This marks an unfortunate trend for the franchise in which producers invite contestants who have been eliminated to come back and explain themselves. Just last year, Hannah Brown had to suffer through a millionth conversation with Luke Parker when he was allowed to return after she finally kicked him off her season. How many times did she ask him to leave before producers intervened and removed him? Oh wait, they didn't intervene at the one time they should have.
Finally, the curious case of Victoria Fuller. Her dating history already the subject of internet rumors upon her casting, Victoria was selected for a one-on-one date with Peter during the fourth week. She and Peter were having the time of their lives . . . until he led her over to a semiprivate concert. The date took an immediate left-hand turn when Victoria realized that the singer was Chase Rice, with whom she shares a history.
There are a few layers to this one, folks. Layer No. 1: the producers dive into the dating histories of potential contestants with the voracity of hyenas ripping into prey. There's no way they didn't know that Victoria and Chase knew one another. This is cruel enough. Layer No. 2: Victoria is thrown for a major loop and seems convinced that Peter will reject her upon finding out about her "ex." If you were like me, you might be wondering why Peter would care. People date, it's a thing. We know Peter's ex very well. Her panic might be because of Layer No. 3: according to Chase, he and Victoria only "spent a night together" while he was touring. Now imagine being Victoria on a dream date with a man who she's hoping will become her husband, only to be confronted with a one-night stand. Try explaining that to Peter on camera without giving America license to publicly slut shame you. This was a setup no matter how you slice it, and Victoria was never going to come out unscathed.
But that's not where it ends! Alayah, fresh from her stint in the real world, has come back to the show equipped with the knowledge that Victoria knew Chase Rice, and spilled the info to the house.

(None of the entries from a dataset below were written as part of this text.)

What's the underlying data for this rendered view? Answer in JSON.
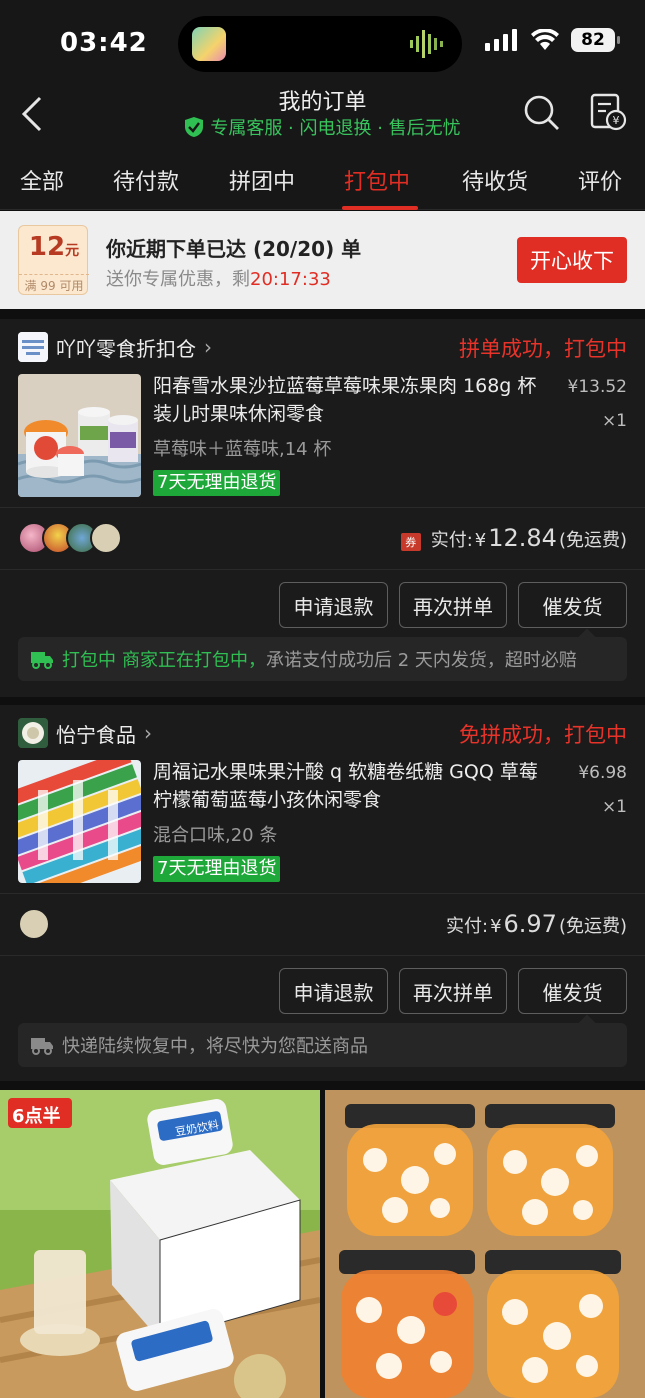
{
  "status_bar": {
    "time": "03:42",
    "battery": "82"
  },
  "header": {
    "title": "我的订单",
    "subtitle": "专属客服 · 闪电退换 · 售后无忧"
  },
  "tabs": [
    {
      "label": "全部"
    },
    {
      "label": "待付款"
    },
    {
      "label": "拼团中"
    },
    {
      "label": "打包中",
      "active": true
    },
    {
      "label": "待收货"
    },
    {
      "label": "评价"
    }
  ],
  "banner": {
    "coupon_value": "12",
    "coupon_unit": "元",
    "coupon_condition": "满 99 可用",
    "main": "你近期下单已达 (20/20) 单",
    "sub_prefix": "送你专属优惠，剩",
    "countdown": "20:17:33",
    "button": "开心收下"
  },
  "orders": [
    {
      "shop_name": "吖吖零食折扣仓",
      "shop_logo_text": "吖吖零食折扣仓",
      "status": "拼单成功，打包中",
      "product_name": "阳春雪水果沙拉蓝莓草莓味果冻果肉 168g 杯装儿时果味休闲零食",
      "spec": "草莓味＋蓝莓味,14 杯",
      "return_tag": "7天无理由退货",
      "price": "¥13.52",
      "qty": "×1",
      "coupon_icon": "券",
      "paid_label": "实付:",
      "paid_currency": "¥",
      "paid_amount": "12.84",
      "shipping": "(免运费)",
      "buttons": [
        "申请退款",
        "再次拼单",
        "催发货"
      ],
      "note_status": "打包中",
      "note_highlight": "商家正在打包中，",
      "note_text": "承诺支付成功后 2 天内发货，超时必赔"
    },
    {
      "shop_name": "怡宁食品",
      "status": "免拼成功，打包中",
      "product_name": "周福记水果味果汁酸 q 软糖卷纸糖 GQQ 草莓柠檬葡萄蓝莓小孩休闲零食",
      "spec": "混合口味,20 条",
      "return_tag": "7天无理由退货",
      "price": "¥6.98",
      "qty": "×1",
      "paid_label": "实付:",
      "paid_currency": "¥",
      "paid_amount": "6.97",
      "shipping": "(免运费)",
      "buttons": [
        "申请退款",
        "再次拼单",
        "催发货"
      ],
      "note_text": "快递陆续恢复中，将尽快为您配送商品"
    }
  ],
  "recommendations": [
    {
      "brand": "6点半",
      "package_text": "豆奶饮料"
    },
    {
      "brand": ""
    }
  ],
  "colors": {
    "accent_red": "#e02e24",
    "green": "#2fbf52",
    "card_bg": "#1b1b1b"
  },
  "icons": [
    "back-icon",
    "search-icon",
    "receipt-icon",
    "shield-check-icon",
    "truck-icon",
    "coupon-icon"
  ]
}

Victoria, who chose to keep the details of her date with Peter to herself, is now in a position of explaining herself. This is all bullsh*t that could have been prevented.

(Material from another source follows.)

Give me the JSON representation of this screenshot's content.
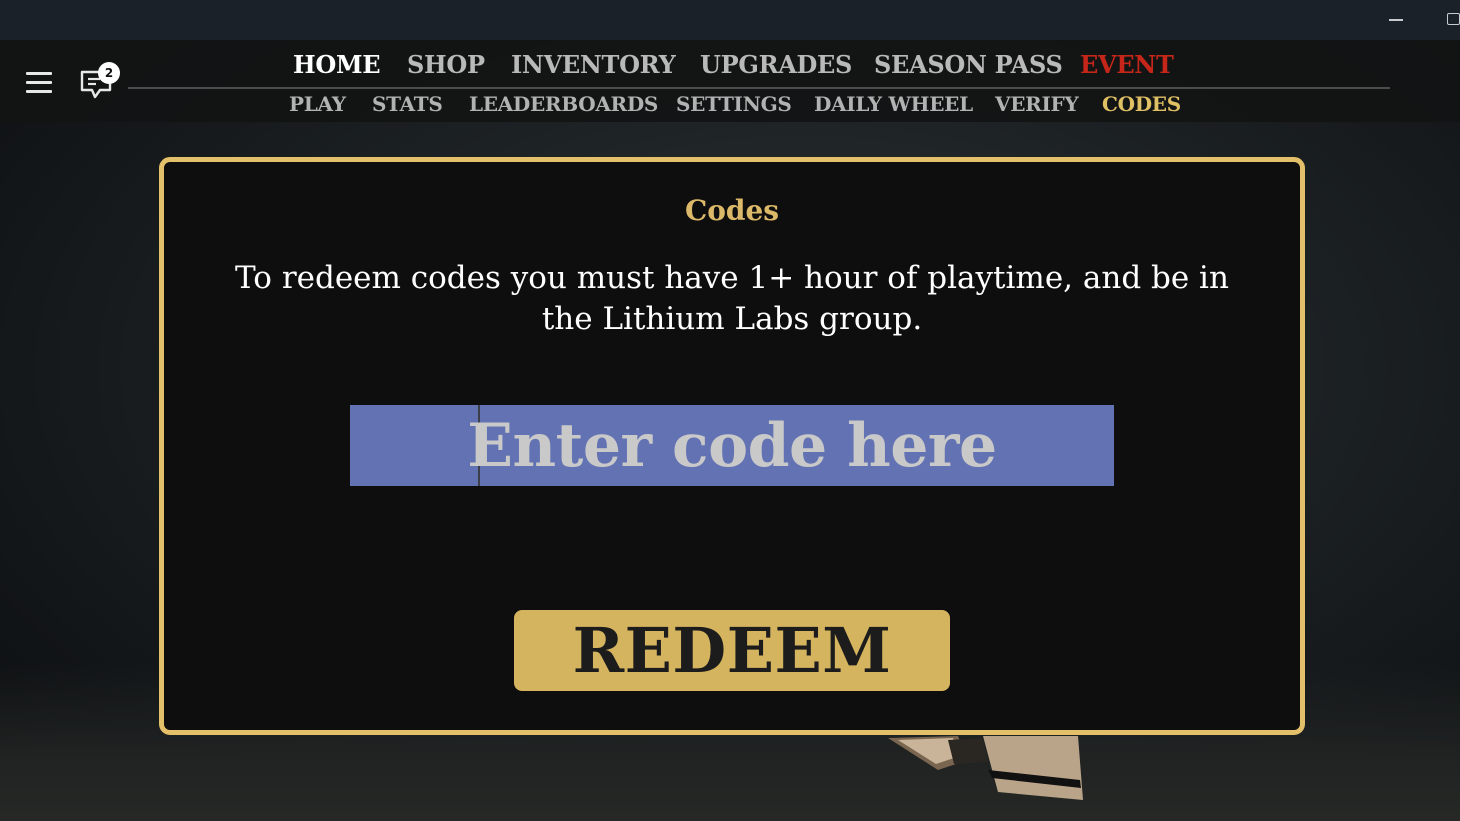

"The most dramatic season yet" doesn't have to mean "the most heavily produced season yet."
"But Maggie," you say, "all reality TV is fake anyway!" You're not giving contestants enough credit. Producers cast the show, plan the dates, coach contestants to talk and behave in ways they otherwise might not, and even influence the lead's decisions at rose ceremonies. Frankly, these behind-the-scenes duties all lead to a more entertaining show. The feelings, however, are not orchestrated (save for the token dead-inside villain, naturally). Some people sign up for The Bachelor and The Bachelorette "for the right reasons," and others still sign up to become influencers only to accidentally fall for the lead.
Why isn't it enough to let their emotions lead the show? "The most dramatic season yet" doesn't have to mean "the most heavily produced season yet." This show constantly reminds us that it's about finding true love, but this season has marked an all-time low. It's not about love; it's about blindsides, petty fights, and pasts exploited at the expense of contestants. How far off track does this franchise go before they realize that we want them to return to basics? Protect your leads, perform due diligence when casting contestants (don't rely on crowdsourcing for research), don't use their pasts against them for storylines, and focus on the (supposedly) real point of the show: love.